_Task prompt:_ Each entry is to be retyped exactly as it appears. Leave the images out.

[Items from an interface collection]
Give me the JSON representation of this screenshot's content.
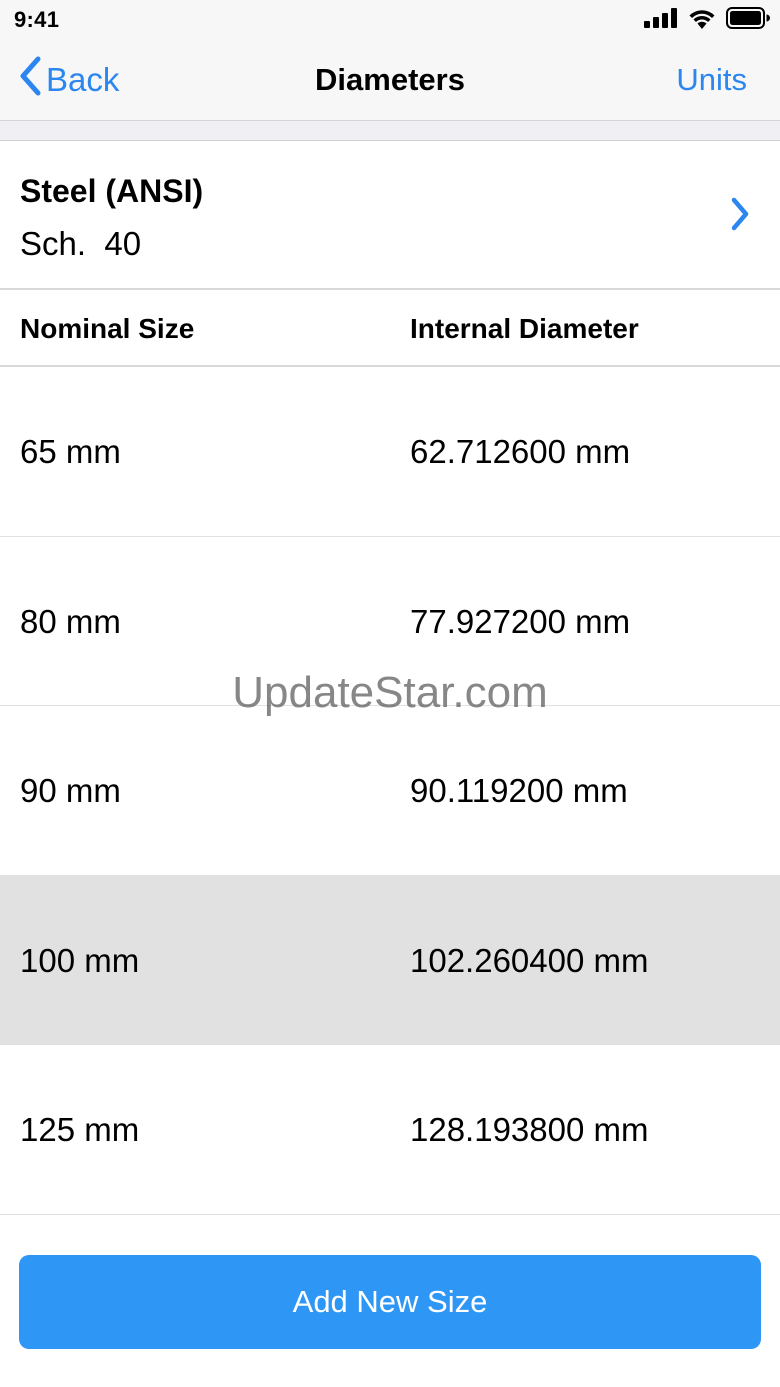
{
  "status_bar": {
    "time": "9:41",
    "signal_icon": "cellular-signal-icon",
    "wifi_icon": "wifi-icon",
    "battery_icon": "battery-icon"
  },
  "nav": {
    "back_label": "Back",
    "back_icon": "chevron-left-icon",
    "title": "Diameters",
    "units_label": "Units"
  },
  "material": {
    "name": "Steel (ANSI)",
    "schedule": "Sch.  40",
    "chevron_icon": "chevron-right-icon"
  },
  "table": {
    "headers": {
      "nominal": "Nominal Size",
      "internal": "Internal Diameter"
    },
    "rows": [
      {
        "nominal": "65 mm",
        "internal": "62.712600 mm",
        "selected": false
      },
      {
        "nominal": "80 mm",
        "internal": "77.927200 mm",
        "selected": false
      },
      {
        "nominal": "90 mm",
        "internal": "90.119200 mm",
        "selected": false
      },
      {
        "nominal": "100 mm",
        "internal": "102.260400 mm",
        "selected": true
      },
      {
        "nominal": "125 mm",
        "internal": "128.193800 mm",
        "selected": false
      }
    ]
  },
  "watermark": "UpdateStar.com",
  "add_button_label": "Add New Size",
  "colors": {
    "accent": "#2c86f0",
    "button": "#2e97f5",
    "selected_row": "#e1e1e1",
    "bar_background": "#f7f7f7"
  }
}
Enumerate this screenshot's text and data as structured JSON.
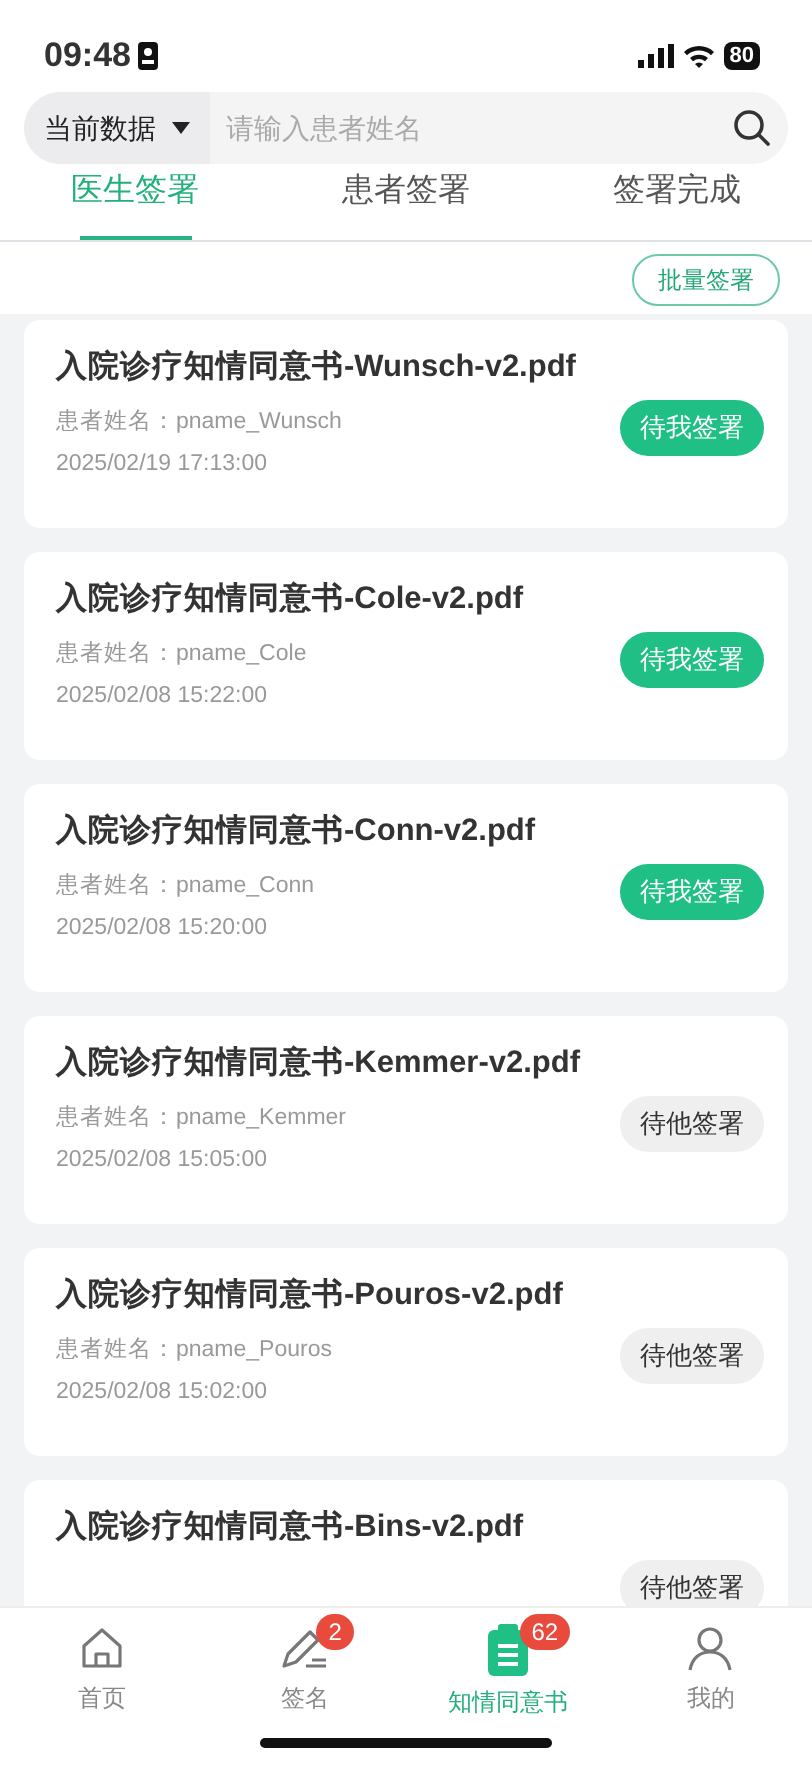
{
  "status_bar": {
    "time": "09:48",
    "battery": "80"
  },
  "search": {
    "scope": "当前数据",
    "placeholder": "请输入患者姓名"
  },
  "tabs": [
    {
      "label": "医生签署",
      "selected": true
    },
    {
      "label": "患者签署",
      "selected": false
    },
    {
      "label": "签署完成",
      "selected": false
    }
  ],
  "batch_button": "批量签署",
  "documents": [
    {
      "title": "入院诊疗知情同意书-Wunsch-v2.pdf",
      "patient": "患者姓名：pname_Wunsch",
      "time": "2025/02/19 17:13:00",
      "status": "待我签署",
      "kind": "mine"
    },
    {
      "title": "入院诊疗知情同意书-Cole-v2.pdf",
      "patient": "患者姓名：pname_Cole",
      "time": "2025/02/08 15:22:00",
      "status": "待我签署",
      "kind": "mine"
    },
    {
      "title": "入院诊疗知情同意书-Conn-v2.pdf",
      "patient": "患者姓名：pname_Conn",
      "time": "2025/02/08 15:20:00",
      "status": "待我签署",
      "kind": "mine"
    },
    {
      "title": "入院诊疗知情同意书-Kemmer-v2.pdf",
      "patient": "患者姓名：pname_Kemmer",
      "time": "2025/02/08 15:05:00",
      "status": "待他签署",
      "kind": "other"
    },
    {
      "title": "入院诊疗知情同意书-Pouros-v2.pdf",
      "patient": "患者姓名：pname_Pouros",
      "time": "2025/02/08 15:02:00",
      "status": "待他签署",
      "kind": "other"
    },
    {
      "title": "入院诊疗知情同意书-Bins-v2.pdf",
      "status": "待他签署",
      "kind": "other"
    }
  ],
  "bottom_nav": [
    {
      "label": "首页",
      "kind": "home",
      "selected": false
    },
    {
      "label": "签名",
      "kind": "sign",
      "badge": "2",
      "selected": false
    },
    {
      "label": "知情同意书",
      "kind": "consent",
      "badge": "62",
      "selected": true
    },
    {
      "label": "我的",
      "kind": "profile",
      "selected": false
    }
  ]
}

_Result for this exercise:_
Give me the JSON representation of this screenshot's content.
{
  "status_bar": {
    "time": "9:41",
    "signal_icon": "cellular-signal-icon",
    "wifi_icon": "wifi-icon",
    "battery_icon": "battery-icon"
  },
  "nav": {
    "back_label": "Back",
    "back_icon": "chevron-left-icon",
    "title": "Diameters",
    "units_label": "Units"
  },
  "material": {
    "name": "Steel (ANSI)",
    "schedule": "Sch.  40",
    "chevron_icon": "chevron-right-icon"
  },
  "table": {
    "headers": {
      "nominal": "Nominal Size",
      "internal": "Internal Diameter"
    },
    "rows": [
      {
        "nominal": "65 mm",
        "internal": "62.712600 mm",
        "selected": false
      },
      {
        "nominal": "80 mm",
        "internal": "77.927200 mm",
        "selected": false
      },
      {
        "nominal": "90 mm",
        "internal": "90.119200 mm",
        "selected": false
      },
      {
        "nominal": "100 mm",
        "internal": "102.260400 mm",
        "selected": true
      },
      {
        "nominal": "125 mm",
        "internal": "128.193800 mm",
        "selected": false
      }
    ]
  },
  "watermark": "UpdateStar.com",
  "add_button_label": "Add New Size",
  "colors": {
    "accent": "#2c86f0",
    "button": "#2e97f5",
    "selected_row": "#e1e1e1",
    "bar_background": "#f7f7f7"
  }
}
Enumerate this screenshot's text and data as structured JSON.
{
  "status_bar": {
    "time": "09:48",
    "battery": "80"
  },
  "search": {
    "scope": "当前数据",
    "placeholder": "请输入患者姓名"
  },
  "tabs": [
    {
      "label": "医生签署",
      "selected": true
    },
    {
      "label": "患者签署",
      "selected": false
    },
    {
      "label": "签署完成",
      "selected": false
    }
  ],
  "batch_button": "批量签署",
  "documents": [
    {
      "title": "入院诊疗知情同意书-Wunsch-v2.pdf",
      "patient": "患者姓名：pname_Wunsch",
      "time": "2025/02/19 17:13:00",
      "status": "待我签署",
      "kind": "mine"
    },
    {
      "title": "入院诊疗知情同意书-Cole-v2.pdf",
      "patient": "患者姓名：pname_Cole",
      "time": "2025/02/08 15:22:00",
      "status": "待我签署",
      "kind": "mine"
    },
    {
      "title": "入院诊疗知情同意书-Conn-v2.pdf",
      "patient": "患者姓名：pname_Conn",
      "time": "2025/02/08 15:20:00",
      "status": "待我签署",
      "kind": "mine"
    },
    {
      "title": "入院诊疗知情同意书-Kemmer-v2.pdf",
      "patient": "患者姓名：pname_Kemmer",
      "time": "2025/02/08 15:05:00",
      "status": "待他签署",
      "kind": "other"
    },
    {
      "title": "入院诊疗知情同意书-Pouros-v2.pdf",
      "patient": "患者姓名：pname_Pouros",
      "time": "2025/02/08 15:02:00",
      "status": "待他签署",
      "kind": "other"
    },
    {
      "title": "入院诊疗知情同意书-Bins-v2.pdf",
      "status": "待他签署",
      "kind": "other"
    }
  ],
  "bottom_nav": [
    {
      "label": "首页",
      "kind": "home",
      "selected": false
    },
    {
      "label": "签名",
      "kind": "sign",
      "badge": "2",
      "selected": false
    },
    {
      "label": "知情同意书",
      "kind": "consent",
      "badge": "62",
      "selected": true
    },
    {
      "label": "我的",
      "kind": "profile",
      "selected": false
    }
  ]
}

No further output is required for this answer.